This exercise calls for every line of the listing below that contains the word "like".
##############################
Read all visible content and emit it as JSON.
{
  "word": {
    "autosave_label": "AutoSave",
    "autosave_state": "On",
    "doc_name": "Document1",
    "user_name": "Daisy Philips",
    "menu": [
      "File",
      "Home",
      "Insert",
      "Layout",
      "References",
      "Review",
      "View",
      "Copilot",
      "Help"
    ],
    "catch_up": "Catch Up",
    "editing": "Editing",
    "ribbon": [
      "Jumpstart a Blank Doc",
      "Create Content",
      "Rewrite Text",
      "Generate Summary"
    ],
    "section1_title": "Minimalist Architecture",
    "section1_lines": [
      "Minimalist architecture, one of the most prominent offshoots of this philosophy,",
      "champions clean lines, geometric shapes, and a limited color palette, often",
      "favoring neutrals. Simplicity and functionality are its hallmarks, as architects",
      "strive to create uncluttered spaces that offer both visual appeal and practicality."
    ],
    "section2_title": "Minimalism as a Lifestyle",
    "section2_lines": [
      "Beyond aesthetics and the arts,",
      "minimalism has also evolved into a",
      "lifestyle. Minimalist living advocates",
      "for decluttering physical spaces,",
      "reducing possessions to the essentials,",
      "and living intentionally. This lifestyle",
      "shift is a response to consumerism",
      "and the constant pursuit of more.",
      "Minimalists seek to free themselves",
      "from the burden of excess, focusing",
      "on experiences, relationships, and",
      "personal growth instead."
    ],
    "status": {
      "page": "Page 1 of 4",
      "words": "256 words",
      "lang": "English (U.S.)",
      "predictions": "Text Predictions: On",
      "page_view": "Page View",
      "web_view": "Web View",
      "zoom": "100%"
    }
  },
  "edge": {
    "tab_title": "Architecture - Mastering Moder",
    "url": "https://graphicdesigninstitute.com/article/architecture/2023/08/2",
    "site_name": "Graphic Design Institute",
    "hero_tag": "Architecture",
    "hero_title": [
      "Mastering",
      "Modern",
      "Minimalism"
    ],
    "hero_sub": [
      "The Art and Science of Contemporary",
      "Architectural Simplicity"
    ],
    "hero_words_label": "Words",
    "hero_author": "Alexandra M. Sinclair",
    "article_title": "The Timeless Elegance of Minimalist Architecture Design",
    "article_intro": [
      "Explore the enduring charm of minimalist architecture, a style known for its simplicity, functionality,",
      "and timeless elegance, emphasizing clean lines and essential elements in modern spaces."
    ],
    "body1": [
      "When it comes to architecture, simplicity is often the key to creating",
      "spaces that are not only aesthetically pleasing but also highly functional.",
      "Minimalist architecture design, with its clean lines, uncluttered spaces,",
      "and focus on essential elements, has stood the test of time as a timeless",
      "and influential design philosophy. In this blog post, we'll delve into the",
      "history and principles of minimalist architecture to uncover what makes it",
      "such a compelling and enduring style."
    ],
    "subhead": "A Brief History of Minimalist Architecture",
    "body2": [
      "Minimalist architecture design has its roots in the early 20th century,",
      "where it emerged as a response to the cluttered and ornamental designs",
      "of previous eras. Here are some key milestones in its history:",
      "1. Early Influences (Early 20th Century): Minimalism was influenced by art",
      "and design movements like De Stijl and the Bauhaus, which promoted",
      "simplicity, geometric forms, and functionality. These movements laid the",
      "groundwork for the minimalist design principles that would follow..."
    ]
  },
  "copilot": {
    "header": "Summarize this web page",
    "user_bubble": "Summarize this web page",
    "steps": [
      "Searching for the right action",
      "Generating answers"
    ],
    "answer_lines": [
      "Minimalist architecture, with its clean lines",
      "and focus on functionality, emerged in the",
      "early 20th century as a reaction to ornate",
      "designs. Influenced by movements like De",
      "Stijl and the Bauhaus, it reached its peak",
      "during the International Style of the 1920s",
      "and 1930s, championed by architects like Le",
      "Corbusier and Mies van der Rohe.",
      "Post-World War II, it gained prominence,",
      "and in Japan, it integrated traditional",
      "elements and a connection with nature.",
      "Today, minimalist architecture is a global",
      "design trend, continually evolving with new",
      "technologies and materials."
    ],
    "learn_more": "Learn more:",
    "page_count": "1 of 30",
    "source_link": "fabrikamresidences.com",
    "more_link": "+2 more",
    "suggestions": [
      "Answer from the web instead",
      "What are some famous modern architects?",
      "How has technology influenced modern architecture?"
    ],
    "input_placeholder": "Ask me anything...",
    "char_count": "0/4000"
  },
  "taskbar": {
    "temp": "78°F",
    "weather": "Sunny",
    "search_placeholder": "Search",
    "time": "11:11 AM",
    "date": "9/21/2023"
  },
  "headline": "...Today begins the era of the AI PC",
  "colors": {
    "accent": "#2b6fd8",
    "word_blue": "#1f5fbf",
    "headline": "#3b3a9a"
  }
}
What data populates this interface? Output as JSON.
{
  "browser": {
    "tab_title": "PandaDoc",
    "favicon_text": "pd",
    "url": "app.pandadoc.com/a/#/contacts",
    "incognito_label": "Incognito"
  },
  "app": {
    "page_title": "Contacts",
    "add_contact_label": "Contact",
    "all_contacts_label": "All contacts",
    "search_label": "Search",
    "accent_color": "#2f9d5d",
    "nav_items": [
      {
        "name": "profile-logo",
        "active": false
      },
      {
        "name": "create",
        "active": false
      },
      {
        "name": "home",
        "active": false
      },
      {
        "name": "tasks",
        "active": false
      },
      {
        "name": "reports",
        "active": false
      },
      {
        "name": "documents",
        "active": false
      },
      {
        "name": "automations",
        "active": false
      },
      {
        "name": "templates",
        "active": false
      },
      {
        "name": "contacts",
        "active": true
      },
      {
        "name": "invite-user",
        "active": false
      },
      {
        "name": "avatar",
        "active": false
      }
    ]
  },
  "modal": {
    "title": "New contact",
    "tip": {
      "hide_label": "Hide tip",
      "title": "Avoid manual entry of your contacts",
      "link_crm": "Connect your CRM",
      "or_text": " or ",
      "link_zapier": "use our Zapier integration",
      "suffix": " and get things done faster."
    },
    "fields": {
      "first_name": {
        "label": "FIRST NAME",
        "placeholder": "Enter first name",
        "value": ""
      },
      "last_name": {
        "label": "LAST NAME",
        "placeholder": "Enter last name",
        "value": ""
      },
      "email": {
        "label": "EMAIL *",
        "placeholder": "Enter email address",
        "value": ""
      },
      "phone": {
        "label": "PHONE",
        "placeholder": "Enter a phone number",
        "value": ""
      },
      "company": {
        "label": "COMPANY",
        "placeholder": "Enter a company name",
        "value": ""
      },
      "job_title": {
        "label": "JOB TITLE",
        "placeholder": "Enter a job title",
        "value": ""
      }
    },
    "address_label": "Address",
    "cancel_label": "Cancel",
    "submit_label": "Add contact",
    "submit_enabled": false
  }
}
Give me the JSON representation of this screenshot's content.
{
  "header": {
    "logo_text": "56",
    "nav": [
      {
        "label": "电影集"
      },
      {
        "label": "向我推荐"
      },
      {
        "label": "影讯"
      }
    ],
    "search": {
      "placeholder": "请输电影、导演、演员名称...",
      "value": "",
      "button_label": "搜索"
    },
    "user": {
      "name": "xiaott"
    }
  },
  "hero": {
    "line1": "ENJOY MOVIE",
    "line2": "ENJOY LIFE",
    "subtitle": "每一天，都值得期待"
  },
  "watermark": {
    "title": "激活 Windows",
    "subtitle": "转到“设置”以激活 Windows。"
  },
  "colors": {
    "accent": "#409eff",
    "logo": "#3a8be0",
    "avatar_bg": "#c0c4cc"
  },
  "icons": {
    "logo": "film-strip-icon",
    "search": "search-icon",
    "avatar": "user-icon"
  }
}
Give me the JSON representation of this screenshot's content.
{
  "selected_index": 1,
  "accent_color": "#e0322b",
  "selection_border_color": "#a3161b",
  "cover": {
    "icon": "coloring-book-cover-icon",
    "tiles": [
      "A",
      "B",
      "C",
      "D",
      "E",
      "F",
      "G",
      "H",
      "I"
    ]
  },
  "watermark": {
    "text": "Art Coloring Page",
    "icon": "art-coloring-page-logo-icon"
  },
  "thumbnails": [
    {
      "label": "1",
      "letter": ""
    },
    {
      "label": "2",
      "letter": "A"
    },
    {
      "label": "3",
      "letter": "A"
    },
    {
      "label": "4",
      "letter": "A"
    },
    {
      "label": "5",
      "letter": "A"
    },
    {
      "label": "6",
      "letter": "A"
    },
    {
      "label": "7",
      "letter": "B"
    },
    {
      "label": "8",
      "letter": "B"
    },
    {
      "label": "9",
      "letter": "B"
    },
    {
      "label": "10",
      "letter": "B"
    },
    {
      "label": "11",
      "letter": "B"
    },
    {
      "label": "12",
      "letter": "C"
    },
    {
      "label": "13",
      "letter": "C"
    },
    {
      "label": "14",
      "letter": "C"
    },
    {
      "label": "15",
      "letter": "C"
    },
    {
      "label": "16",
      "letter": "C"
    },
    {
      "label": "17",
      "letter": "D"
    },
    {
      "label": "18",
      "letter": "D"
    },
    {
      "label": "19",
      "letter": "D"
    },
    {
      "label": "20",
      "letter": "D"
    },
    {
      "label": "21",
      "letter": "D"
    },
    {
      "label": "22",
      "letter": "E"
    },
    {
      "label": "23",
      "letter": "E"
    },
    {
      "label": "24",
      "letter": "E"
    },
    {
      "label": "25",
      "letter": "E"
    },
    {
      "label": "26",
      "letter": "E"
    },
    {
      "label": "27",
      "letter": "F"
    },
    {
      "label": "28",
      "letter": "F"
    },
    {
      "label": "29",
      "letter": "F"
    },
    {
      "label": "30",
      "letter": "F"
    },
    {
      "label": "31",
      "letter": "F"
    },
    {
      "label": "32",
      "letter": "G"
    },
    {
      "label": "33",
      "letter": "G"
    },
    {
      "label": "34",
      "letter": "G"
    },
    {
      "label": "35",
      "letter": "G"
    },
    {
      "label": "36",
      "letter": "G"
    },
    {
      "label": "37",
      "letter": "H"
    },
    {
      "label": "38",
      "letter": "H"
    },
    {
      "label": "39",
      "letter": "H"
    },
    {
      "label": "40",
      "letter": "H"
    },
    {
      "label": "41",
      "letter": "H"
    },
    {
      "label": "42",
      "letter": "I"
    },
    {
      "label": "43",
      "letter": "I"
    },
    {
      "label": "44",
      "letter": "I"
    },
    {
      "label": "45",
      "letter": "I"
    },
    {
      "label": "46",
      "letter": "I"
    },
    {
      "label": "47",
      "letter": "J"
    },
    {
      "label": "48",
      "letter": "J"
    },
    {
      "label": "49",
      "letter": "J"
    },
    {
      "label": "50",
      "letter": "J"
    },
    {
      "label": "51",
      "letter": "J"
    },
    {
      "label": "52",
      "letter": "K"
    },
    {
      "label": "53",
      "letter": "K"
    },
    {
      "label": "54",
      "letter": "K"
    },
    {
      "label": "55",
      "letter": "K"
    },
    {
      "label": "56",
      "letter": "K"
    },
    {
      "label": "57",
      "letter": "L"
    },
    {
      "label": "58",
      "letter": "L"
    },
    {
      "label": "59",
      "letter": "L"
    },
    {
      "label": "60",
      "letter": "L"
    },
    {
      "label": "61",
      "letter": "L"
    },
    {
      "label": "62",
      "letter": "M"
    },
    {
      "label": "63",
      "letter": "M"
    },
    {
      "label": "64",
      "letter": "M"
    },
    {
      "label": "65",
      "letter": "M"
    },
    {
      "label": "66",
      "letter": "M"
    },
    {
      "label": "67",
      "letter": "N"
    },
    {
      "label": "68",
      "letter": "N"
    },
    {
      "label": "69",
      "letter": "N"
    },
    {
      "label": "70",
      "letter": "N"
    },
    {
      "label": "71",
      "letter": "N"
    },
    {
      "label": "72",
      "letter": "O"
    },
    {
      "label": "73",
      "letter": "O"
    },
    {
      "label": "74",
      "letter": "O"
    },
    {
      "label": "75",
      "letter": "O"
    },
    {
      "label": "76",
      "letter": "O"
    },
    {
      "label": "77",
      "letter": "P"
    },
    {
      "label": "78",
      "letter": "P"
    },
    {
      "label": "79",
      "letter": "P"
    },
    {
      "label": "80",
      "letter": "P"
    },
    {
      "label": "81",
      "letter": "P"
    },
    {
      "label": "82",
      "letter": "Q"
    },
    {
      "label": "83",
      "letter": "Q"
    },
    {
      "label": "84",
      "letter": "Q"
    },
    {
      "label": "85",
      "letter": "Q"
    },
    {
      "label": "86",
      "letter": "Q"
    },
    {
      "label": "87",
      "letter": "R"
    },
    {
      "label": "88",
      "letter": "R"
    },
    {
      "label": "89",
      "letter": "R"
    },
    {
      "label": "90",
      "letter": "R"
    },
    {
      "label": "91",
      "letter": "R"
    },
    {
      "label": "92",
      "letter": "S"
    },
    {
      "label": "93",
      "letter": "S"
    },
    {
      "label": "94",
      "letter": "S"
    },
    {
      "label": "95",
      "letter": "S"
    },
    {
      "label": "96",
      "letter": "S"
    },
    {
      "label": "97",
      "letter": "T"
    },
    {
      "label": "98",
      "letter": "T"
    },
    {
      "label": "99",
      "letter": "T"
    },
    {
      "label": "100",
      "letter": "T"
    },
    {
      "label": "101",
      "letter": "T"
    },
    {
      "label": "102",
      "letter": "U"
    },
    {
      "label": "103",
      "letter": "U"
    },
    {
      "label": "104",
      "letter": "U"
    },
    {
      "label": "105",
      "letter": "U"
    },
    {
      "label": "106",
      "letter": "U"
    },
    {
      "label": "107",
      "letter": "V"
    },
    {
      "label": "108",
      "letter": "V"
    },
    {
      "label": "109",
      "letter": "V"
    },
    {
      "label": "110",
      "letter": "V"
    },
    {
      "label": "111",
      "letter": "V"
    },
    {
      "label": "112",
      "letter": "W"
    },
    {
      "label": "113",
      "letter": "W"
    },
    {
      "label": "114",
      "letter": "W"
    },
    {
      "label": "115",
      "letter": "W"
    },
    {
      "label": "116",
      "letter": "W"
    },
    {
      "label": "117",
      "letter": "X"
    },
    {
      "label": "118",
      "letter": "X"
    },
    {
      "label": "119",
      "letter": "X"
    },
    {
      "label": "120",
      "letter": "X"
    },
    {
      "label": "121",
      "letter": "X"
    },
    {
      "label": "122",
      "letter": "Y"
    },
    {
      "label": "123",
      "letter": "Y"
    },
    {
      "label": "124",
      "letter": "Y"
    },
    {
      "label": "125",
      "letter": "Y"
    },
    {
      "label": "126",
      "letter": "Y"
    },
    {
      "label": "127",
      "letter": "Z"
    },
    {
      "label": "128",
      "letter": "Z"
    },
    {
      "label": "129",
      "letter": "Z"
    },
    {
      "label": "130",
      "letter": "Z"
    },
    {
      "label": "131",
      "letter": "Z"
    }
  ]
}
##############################
Solution for this problem:
      "and design movements like De Stijl and the Bauhaus, which promoted",
      "designs. Influenced by movements like De",
      "and 1930s, championed by architects like Le",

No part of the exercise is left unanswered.